Someone out there will bring up the small size and bumps on pickling cucumbers. Yes, I admit that both are possibilities but when I harvest my pickling cukes and use them in salads and dressings, neither characteristic is an issue. I like the look of my pickling cucumbers sliced very thinly with their skins in salads or ground up for a salad dressing because the green of the skins gives eye appeal. If I decide to pickle some cucumbers (nothing I have considered in the last 30 years) I can be confident that they will be crisp.

Slicing cucumbers, on the other hand, are not as versatile. They can be put in salads and dressing but cannot be used for pickles, except the bread and butter pickles and relishes. Their skins are thicker and they contain more seeds (but they are not bumpy).

One last choice needs to be addressed: burpless or not. I have grown both kinds but have never found much difference because cucumbers “agree” with me and I don’t have a problem with either kind. There are some good burpless kinds and I would certainly grow them and compare them if I could tell the difference.

If you are growing vegetable on a patio try the bush type. They are small plants and produce nice cucumbers you will enjoy.

Here are my recommendations: Pick one or two varieties you think you would like in any given year. Cucumbers can be mega producers so experiment with two or three types at a time.

Here are my top recommendations (but there are many more in the market place that may be good):
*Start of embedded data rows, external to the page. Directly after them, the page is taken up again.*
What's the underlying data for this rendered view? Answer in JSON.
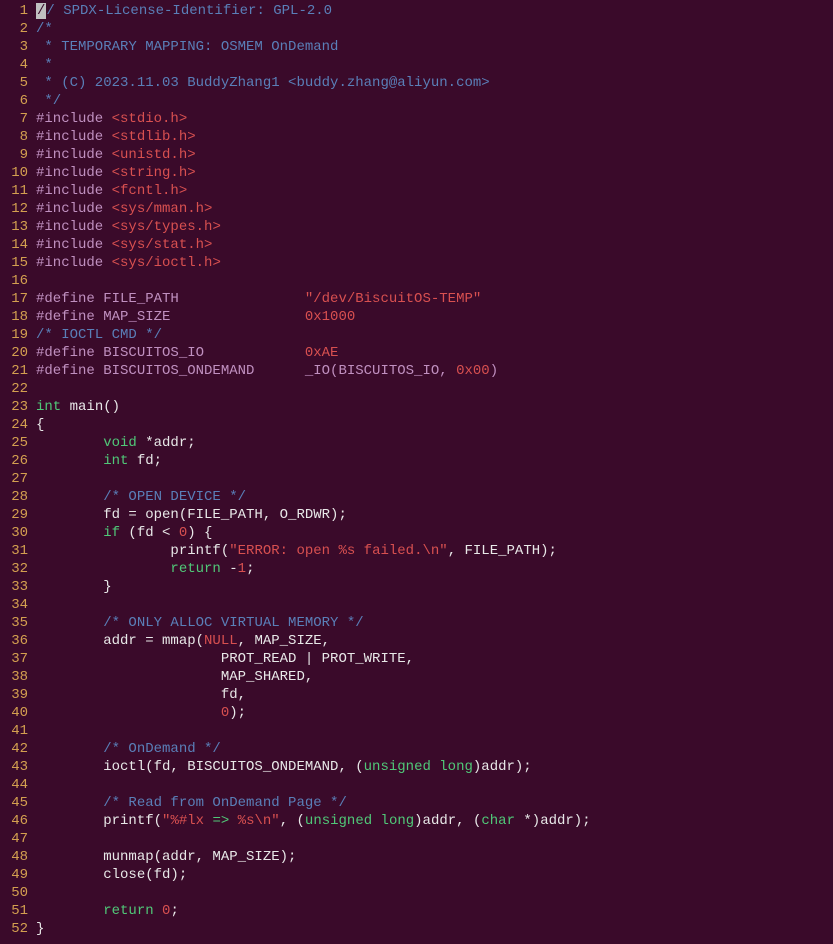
{
  "lines": [
    {
      "n": 1,
      "t": [
        {
          "c": "cursor",
          "s": "/"
        },
        {
          "c": "c-comment",
          "s": "/ SPDX-License-Identifier: GPL-2.0"
        }
      ]
    },
    {
      "n": 2,
      "t": [
        {
          "c": "c-comment",
          "s": "/*"
        }
      ]
    },
    {
      "n": 3,
      "t": [
        {
          "c": "c-comment",
          "s": " * TEMPORARY MAPPING: OSMEM OnDemand"
        }
      ]
    },
    {
      "n": 4,
      "t": [
        {
          "c": "c-comment",
          "s": " *"
        }
      ]
    },
    {
      "n": 5,
      "t": [
        {
          "c": "c-comment",
          "s": " * (C) 2023.11.03 BuddyZhang1 <buddy.zhang@aliyun.com>"
        }
      ]
    },
    {
      "n": 6,
      "t": [
        {
          "c": "c-comment",
          "s": " */"
        }
      ]
    },
    {
      "n": 7,
      "t": [
        {
          "c": "c-preproc",
          "s": "#include "
        },
        {
          "c": "c-include",
          "s": "<stdio.h>"
        }
      ]
    },
    {
      "n": 8,
      "t": [
        {
          "c": "c-preproc",
          "s": "#include "
        },
        {
          "c": "c-include",
          "s": "<stdlib.h>"
        }
      ]
    },
    {
      "n": 9,
      "t": [
        {
          "c": "c-preproc",
          "s": "#include "
        },
        {
          "c": "c-include",
          "s": "<unistd.h>"
        }
      ]
    },
    {
      "n": 10,
      "t": [
        {
          "c": "c-preproc",
          "s": "#include "
        },
        {
          "c": "c-include",
          "s": "<string.h>"
        }
      ]
    },
    {
      "n": 11,
      "t": [
        {
          "c": "c-preproc",
          "s": "#include "
        },
        {
          "c": "c-include",
          "s": "<fcntl.h>"
        }
      ]
    },
    {
      "n": 12,
      "t": [
        {
          "c": "c-preproc",
          "s": "#include "
        },
        {
          "c": "c-include",
          "s": "<sys/mman.h>"
        }
      ]
    },
    {
      "n": 13,
      "t": [
        {
          "c": "c-preproc",
          "s": "#include "
        },
        {
          "c": "c-include",
          "s": "<sys/types.h>"
        }
      ]
    },
    {
      "n": 14,
      "t": [
        {
          "c": "c-preproc",
          "s": "#include "
        },
        {
          "c": "c-include",
          "s": "<sys/stat.h>"
        }
      ]
    },
    {
      "n": 15,
      "t": [
        {
          "c": "c-preproc",
          "s": "#include "
        },
        {
          "c": "c-include",
          "s": "<sys/ioctl.h>"
        }
      ]
    },
    {
      "n": 16,
      "t": [
        {
          "c": "c-default",
          "s": ""
        }
      ]
    },
    {
      "n": 17,
      "t": [
        {
          "c": "c-preproc",
          "s": "#define FILE_PATH               "
        },
        {
          "c": "c-string",
          "s": "\"/dev/BiscuitOS-TEMP\""
        }
      ]
    },
    {
      "n": 18,
      "t": [
        {
          "c": "c-preproc",
          "s": "#define MAP_SIZE                "
        },
        {
          "c": "c-number",
          "s": "0x1000"
        }
      ]
    },
    {
      "n": 19,
      "t": [
        {
          "c": "c-comment",
          "s": "/* IOCTL CMD */"
        }
      ]
    },
    {
      "n": 20,
      "t": [
        {
          "c": "c-preproc",
          "s": "#define BISCUITOS_IO            "
        },
        {
          "c": "c-number",
          "s": "0xAE"
        }
      ]
    },
    {
      "n": 21,
      "t": [
        {
          "c": "c-preproc",
          "s": "#define BISCUITOS_ONDEMAND      _IO(BISCUITOS_IO, "
        },
        {
          "c": "c-number",
          "s": "0x00"
        },
        {
          "c": "c-preproc",
          "s": ")"
        }
      ]
    },
    {
      "n": 22,
      "t": [
        {
          "c": "c-default",
          "s": ""
        }
      ]
    },
    {
      "n": 23,
      "t": [
        {
          "c": "c-type",
          "s": "int"
        },
        {
          "c": "c-default",
          "s": " main()"
        }
      ]
    },
    {
      "n": 24,
      "t": [
        {
          "c": "c-default",
          "s": "{"
        }
      ]
    },
    {
      "n": 25,
      "t": [
        {
          "c": "c-default",
          "s": "        "
        },
        {
          "c": "c-type",
          "s": "void"
        },
        {
          "c": "c-default",
          "s": " *addr;"
        }
      ]
    },
    {
      "n": 26,
      "t": [
        {
          "c": "c-default",
          "s": "        "
        },
        {
          "c": "c-type",
          "s": "int"
        },
        {
          "c": "c-default",
          "s": " fd;"
        }
      ]
    },
    {
      "n": 27,
      "t": [
        {
          "c": "c-default",
          "s": ""
        }
      ]
    },
    {
      "n": 28,
      "t": [
        {
          "c": "c-default",
          "s": "        "
        },
        {
          "c": "c-comment",
          "s": "/* OPEN DEVICE */"
        }
      ]
    },
    {
      "n": 29,
      "t": [
        {
          "c": "c-default",
          "s": "        fd = open(FILE_PATH, O_RDWR);"
        }
      ]
    },
    {
      "n": 30,
      "t": [
        {
          "c": "c-default",
          "s": "        "
        },
        {
          "c": "c-keyword",
          "s": "if"
        },
        {
          "c": "c-default",
          "s": " (fd < "
        },
        {
          "c": "c-number",
          "s": "0"
        },
        {
          "c": "c-default",
          "s": ") {"
        }
      ]
    },
    {
      "n": 31,
      "t": [
        {
          "c": "c-default",
          "s": "                printf("
        },
        {
          "c": "c-string",
          "s": "\"ERROR: open "
        },
        {
          "c": "c-number",
          "s": "%s"
        },
        {
          "c": "c-string",
          "s": " failed."
        },
        {
          "c": "c-number",
          "s": "\\n"
        },
        {
          "c": "c-string",
          "s": "\""
        },
        {
          "c": "c-default",
          "s": ", FILE_PATH);"
        }
      ]
    },
    {
      "n": 32,
      "t": [
        {
          "c": "c-default",
          "s": "                "
        },
        {
          "c": "c-keyword",
          "s": "return"
        },
        {
          "c": "c-default",
          "s": " -"
        },
        {
          "c": "c-number",
          "s": "1"
        },
        {
          "c": "c-default",
          "s": ";"
        }
      ]
    },
    {
      "n": 33,
      "t": [
        {
          "c": "c-default",
          "s": "        }"
        }
      ]
    },
    {
      "n": 34,
      "t": [
        {
          "c": "c-default",
          "s": ""
        }
      ]
    },
    {
      "n": 35,
      "t": [
        {
          "c": "c-default",
          "s": "        "
        },
        {
          "c": "c-comment",
          "s": "/* ONLY ALLOC VIRTUAL MEMORY */"
        }
      ]
    },
    {
      "n": 36,
      "t": [
        {
          "c": "c-default",
          "s": "        addr = mmap("
        },
        {
          "c": "c-number",
          "s": "NULL"
        },
        {
          "c": "c-default",
          "s": ", MAP_SIZE,"
        }
      ]
    },
    {
      "n": 37,
      "t": [
        {
          "c": "c-default",
          "s": "                      PROT_READ | PROT_WRITE,"
        }
      ]
    },
    {
      "n": 38,
      "t": [
        {
          "c": "c-default",
          "s": "                      MAP_SHARED,"
        }
      ]
    },
    {
      "n": 39,
      "t": [
        {
          "c": "c-default",
          "s": "                      fd,"
        }
      ]
    },
    {
      "n": 40,
      "t": [
        {
          "c": "c-default",
          "s": "                      "
        },
        {
          "c": "c-number",
          "s": "0"
        },
        {
          "c": "c-default",
          "s": ");"
        }
      ]
    },
    {
      "n": 41,
      "t": [
        {
          "c": "c-default",
          "s": ""
        }
      ]
    },
    {
      "n": 42,
      "t": [
        {
          "c": "c-default",
          "s": "        "
        },
        {
          "c": "c-comment",
          "s": "/* OnDemand */"
        }
      ]
    },
    {
      "n": 43,
      "t": [
        {
          "c": "c-default",
          "s": "        ioctl(fd, BISCUITOS_ONDEMAND, ("
        },
        {
          "c": "c-type",
          "s": "unsigned"
        },
        {
          "c": "c-default",
          "s": " "
        },
        {
          "c": "c-type",
          "s": "long"
        },
        {
          "c": "c-default",
          "s": ")addr);"
        }
      ]
    },
    {
      "n": 44,
      "t": [
        {
          "c": "c-default",
          "s": ""
        }
      ]
    },
    {
      "n": 45,
      "t": [
        {
          "c": "c-default",
          "s": "        "
        },
        {
          "c": "c-comment",
          "s": "/* Read from OnDemand Page */"
        }
      ]
    },
    {
      "n": 46,
      "t": [
        {
          "c": "c-default",
          "s": "        printf("
        },
        {
          "c": "c-string",
          "s": "\""
        },
        {
          "c": "c-number",
          "s": "%#lx"
        },
        {
          "c": "c-string",
          "s": " "
        },
        {
          "c": "c-keyword",
          "s": "=>"
        },
        {
          "c": "c-string",
          "s": " "
        },
        {
          "c": "c-number",
          "s": "%s"
        },
        {
          "c": "c-number",
          "s": "\\n"
        },
        {
          "c": "c-string",
          "s": "\""
        },
        {
          "c": "c-default",
          "s": ", ("
        },
        {
          "c": "c-type",
          "s": "unsigned"
        },
        {
          "c": "c-default",
          "s": " "
        },
        {
          "c": "c-type",
          "s": "long"
        },
        {
          "c": "c-default",
          "s": ")addr, ("
        },
        {
          "c": "c-type",
          "s": "char"
        },
        {
          "c": "c-default",
          "s": " *)addr);"
        }
      ]
    },
    {
      "n": 47,
      "t": [
        {
          "c": "c-default",
          "s": ""
        }
      ]
    },
    {
      "n": 48,
      "t": [
        {
          "c": "c-default",
          "s": "        munmap(addr, MAP_SIZE);"
        }
      ]
    },
    {
      "n": 49,
      "t": [
        {
          "c": "c-default",
          "s": "        close(fd);"
        }
      ]
    },
    {
      "n": 50,
      "t": [
        {
          "c": "c-default",
          "s": ""
        }
      ]
    },
    {
      "n": 51,
      "t": [
        {
          "c": "c-default",
          "s": "        "
        },
        {
          "c": "c-keyword",
          "s": "return"
        },
        {
          "c": "c-default",
          "s": " "
        },
        {
          "c": "c-number",
          "s": "0"
        },
        {
          "c": "c-default",
          "s": ";"
        }
      ]
    },
    {
      "n": 52,
      "t": [
        {
          "c": "c-default",
          "s": "}"
        }
      ]
    }
  ]
}
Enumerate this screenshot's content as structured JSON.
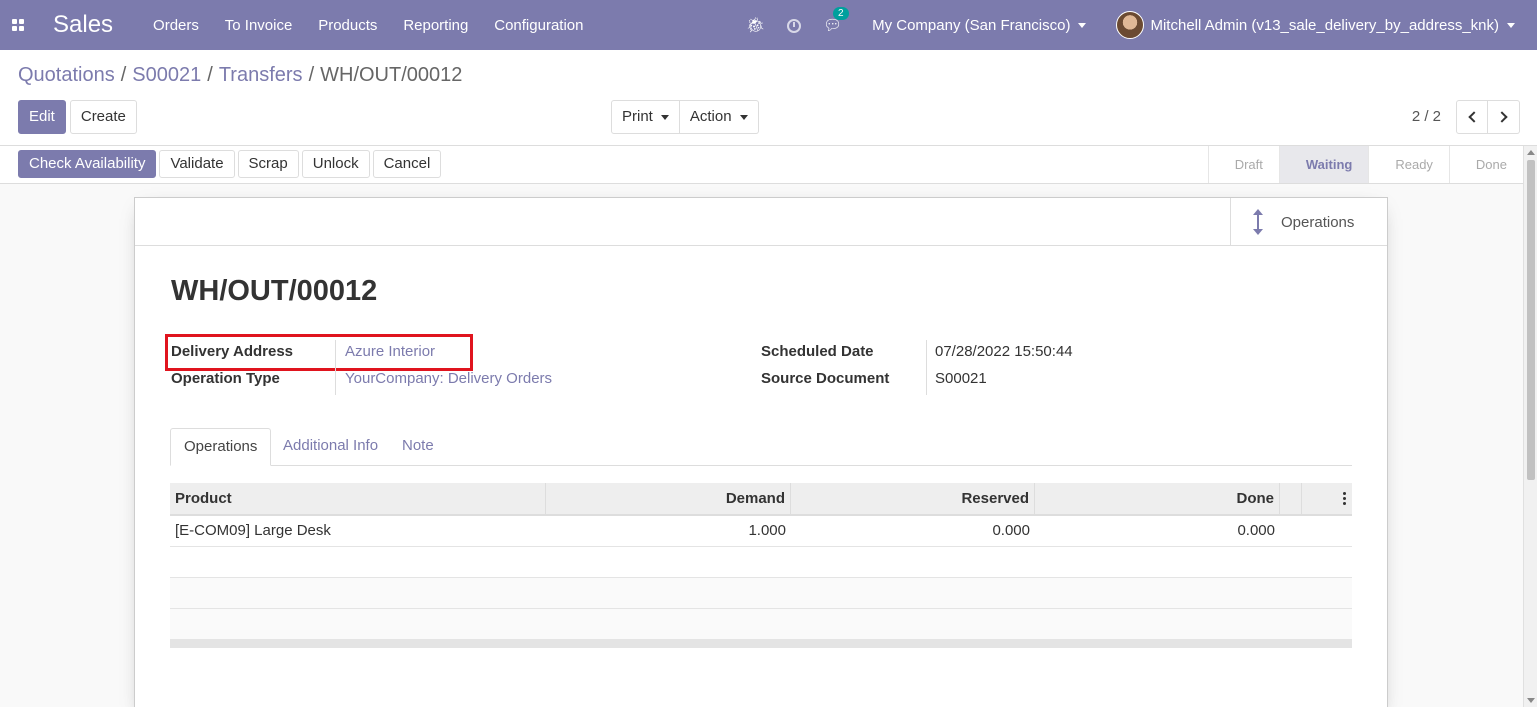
{
  "navbar": {
    "app_name": "Sales",
    "menu": [
      "Orders",
      "To Invoice",
      "Products",
      "Reporting",
      "Configuration"
    ],
    "chat_count": "2",
    "company": "My Company (San Francisco)",
    "user": "Mitchell Admin (v13_sale_delivery_by_address_knk)",
    "brand_color": "#7c7bad",
    "icons": [
      "apps-icon",
      "bug-icon",
      "clock-icon",
      "chat-icon"
    ]
  },
  "breadcrumb": {
    "items": [
      "Quotations",
      "S00021",
      "Transfers"
    ],
    "current": "WH/OUT/00012"
  },
  "control_panel": {
    "edit": "Edit",
    "create": "Create",
    "print": "Print",
    "action": "Action",
    "pager": "2 / 2"
  },
  "statusbar": {
    "buttons": [
      "Check Availability",
      "Validate",
      "Scrap",
      "Unlock",
      "Cancel"
    ],
    "stages": [
      "Draft",
      "Waiting",
      "Ready",
      "Done"
    ],
    "active_stage": "Waiting"
  },
  "sheet": {
    "smart_button": "Operations",
    "title": "WH/OUT/00012",
    "fields": {
      "delivery_address_label": "Delivery Address",
      "delivery_address_value": "Azure Interior",
      "operation_type_label": "Operation Type",
      "operation_type_value": "YourCompany: Delivery Orders",
      "scheduled_date_label": "Scheduled Date",
      "scheduled_date_value": "07/28/2022 15:50:44",
      "source_document_label": "Source Document",
      "source_document_value": "S00021"
    },
    "tabs": [
      "Operations",
      "Additional Info",
      "Note"
    ],
    "table": {
      "headers": [
        "Product",
        "Demand",
        "Reserved",
        "Done"
      ],
      "rows": [
        [
          "[E-COM09] Large Desk",
          "1.000",
          "0.000",
          "0.000"
        ]
      ]
    }
  }
}
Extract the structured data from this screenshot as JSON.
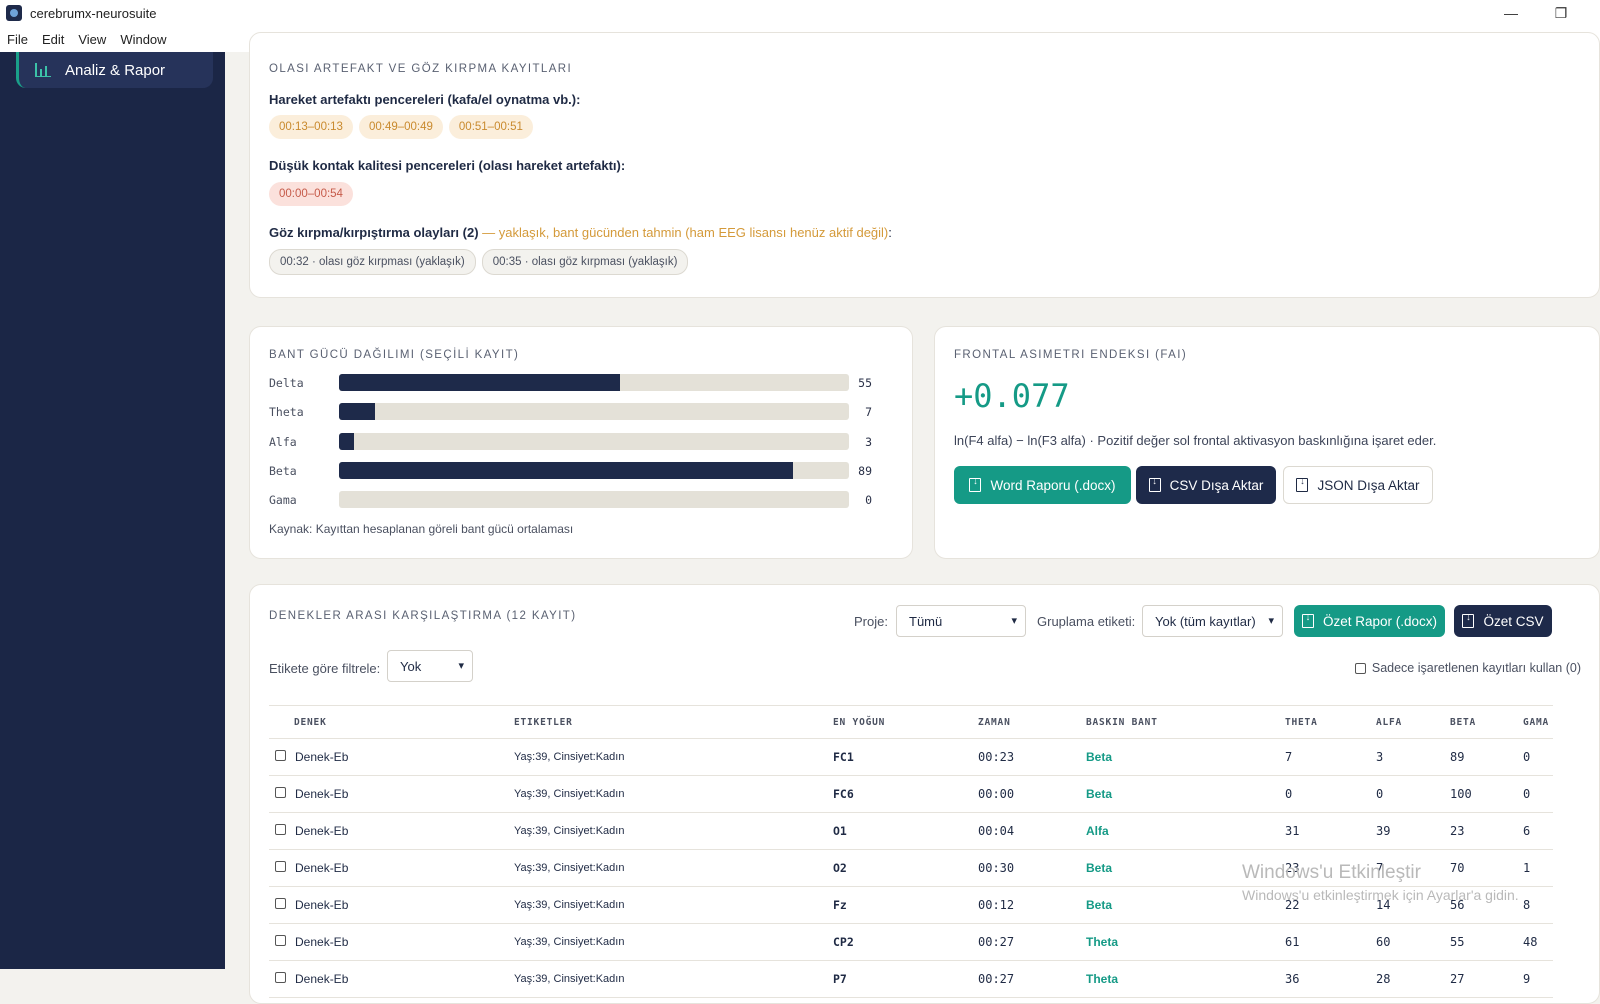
{
  "window": {
    "title": "cerebrumx-neurosuite",
    "minimize": "—",
    "restore": "❐"
  },
  "menu": [
    "File",
    "Edit",
    "View",
    "Window"
  ],
  "sidebar": {
    "active_item": "Analiz & Rapor"
  },
  "artifacts": {
    "title": "OLASI ARTEFAKT VE GÖZ KIRPMA KAYITLARI",
    "motion_label": "Hareket artefaktı pencereleri (kafa/el oynatma vb.):",
    "motion_windows": [
      "00:13–00:13",
      "00:49–00:49",
      "00:51–00:51"
    ],
    "contact_label": "Düşük kontak kalitesi pencereleri (olası hareket artefaktı):",
    "contact_windows": [
      "00:00–00:54"
    ],
    "blink_label": "Göz kırpma/kırpıştırma olayları (2)",
    "blink_note": "— yaklaşık, bant gücünden tahmin (ham EEG lisansı henüz aktif değil)",
    "blink_suffix": ":",
    "blink_events": [
      "00:32 · olası göz kırpması (yaklaşık)",
      "00:35 · olası göz kırpması (yaklaşık)"
    ]
  },
  "band_power": {
    "title": "BANT GÜCÜ DAĞILIMI (SEÇİLİ KAYIT)",
    "source": "Kaynak: Kayıttan hesaplanan göreli bant gücü ortalaması"
  },
  "chart_data": {
    "type": "bar",
    "categories": [
      "Delta",
      "Theta",
      "Alfa",
      "Beta",
      "Gama"
    ],
    "values": [
      55,
      7,
      3,
      89,
      0
    ],
    "ylim": [
      0,
      100
    ],
    "title": "BANT GÜCÜ DAĞILIMI (SEÇİLİ KAYIT)"
  },
  "fai": {
    "title": "FRONTAL ASIMETRI ENDEKSI (FAI)",
    "value": "+0.077",
    "description": "ln(F4 alfa) − ln(F3 alfa) · Pozitif değer sol frontal aktivasyon baskınlığına işaret eder.",
    "word_button": "Word Raporu (.docx)",
    "csv_button": "CSV Dışa Aktar",
    "json_button": "JSON Dışa Aktar"
  },
  "comparison": {
    "title": "DENEKLER ARASI KARŞILAŞTIRMA (12 KAYIT)",
    "project_label": "Proje:",
    "project_value": "Tümü",
    "group_label": "Gruplama etiketi:",
    "group_value": "Yok (tüm kayıtlar)",
    "summary_report_button": "Özet Rapor (.docx)",
    "summary_csv_button": "Özet CSV",
    "filter_label": "Etikete göre filtrele:",
    "filter_value": "Yok",
    "only_marked_label": "Sadece işaretlenen kayıtları kullan (0)",
    "columns": [
      "DENEK",
      "ETIKETLER",
      "EN YOĞUN",
      "ZAMAN",
      "BASKIN BANT",
      "THETA",
      "ALFA",
      "BETA",
      "GAMA"
    ],
    "rows": [
      {
        "subject": "Denek-Eb",
        "tags": "Yaş:39, Cinsiyet:Kadın",
        "peak": "FC1",
        "time": "00:23",
        "band": "Beta",
        "theta": "7",
        "alfa": "3",
        "beta": "89",
        "gama": "0"
      },
      {
        "subject": "Denek-Eb",
        "tags": "Yaş:39, Cinsiyet:Kadın",
        "peak": "FC6",
        "time": "00:00",
        "band": "Beta",
        "theta": "0",
        "alfa": "0",
        "beta": "100",
        "gama": "0"
      },
      {
        "subject": "Denek-Eb",
        "tags": "Yaş:39, Cinsiyet:Kadın",
        "peak": "O1",
        "time": "00:04",
        "band": "Alfa",
        "theta": "31",
        "alfa": "39",
        "beta": "23",
        "gama": "6"
      },
      {
        "subject": "Denek-Eb",
        "tags": "Yaş:39, Cinsiyet:Kadın",
        "peak": "O2",
        "time": "00:30",
        "band": "Beta",
        "theta": "23",
        "alfa": "7",
        "beta": "70",
        "gama": "1"
      },
      {
        "subject": "Denek-Eb",
        "tags": "Yaş:39, Cinsiyet:Kadın",
        "peak": "Fz",
        "time": "00:12",
        "band": "Beta",
        "theta": "22",
        "alfa": "14",
        "beta": "56",
        "gama": "8"
      },
      {
        "subject": "Denek-Eb",
        "tags": "Yaş:39, Cinsiyet:Kadın",
        "peak": "CP2",
        "time": "00:27",
        "band": "Theta",
        "theta": "61",
        "alfa": "60",
        "beta": "55",
        "gama": "48"
      },
      {
        "subject": "Denek-Eb",
        "tags": "Yaş:39, Cinsiyet:Kadın",
        "peak": "P7",
        "time": "00:27",
        "band": "Theta",
        "theta": "36",
        "alfa": "28",
        "beta": "27",
        "gama": "9"
      }
    ]
  },
  "watermark": {
    "line1": "Windows'u Etkinleştir",
    "line2": "Windows'u etkinleştirmek için Ayarlar'a gidin."
  }
}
Pickling
‘Carolina’ (medium sized plant with good disease resistance)

Pickling for Containers
‘Bush Pickle’

Slicing
‘Marketmore 76’
‘Poinsett 76’
‘Straight Eight’

Slicing for Containers
‘Fanfare’
‘Salad Bush’

Please remember, one cucumber plant can go a long way, literally and figuratively, so limit the number of plants you grow. Your cucumber plants will probably start bearing fruit before your tomatoes, but once you have both, combine them in a simple salad with a touch of onion and olive oil. Yummmm.

Vegetable Gardening pointer

Recommended Reading:

Growing Vegetable Soup
The Art of Simple Food II
Incredible Vegetables from Self-Watering Pots
The Art of Simple Food
Chez Panisse Café Cookbook
Kitchen Garden Experts
Eddies Garden
Groundbreaking Food Gardens
Book Review:Making the Most of Your Allotment
Small Spaces Big Ideas
The Joy of Pickling
Gardening with Less Water
The Little Gardener
Salad Samurai
Power Vegetables!
Gardening the Mediterranean Way
My Pantry
The Dirt Cure
The Ultimate Guide to Gardening
Chez Panisse Vegetables
The Friendship Garden Green: Thumbs Up
Food Rules
Lettuce Grows on the Ground
A Plant Based Life
Growing a Feast
Plantlab
The Urban Homesteading Cookbook
Dandelion & Quince
Eat your Drink
The Broad Fork
The Book of Greens
Eating on the Wild Side
The Power Greens Cookbook
In My Kitchen
Six Seasons: A New Way with Vegetables
The Vegetables We Eat
Improving Your Soil
The Heirloom Life Gardener
Garbage Helps Our Garden Grow
Compost! Growing Gardens from Your Garbage
American Grown

Recommended Products:

Product Review: Sloggers Garden Boots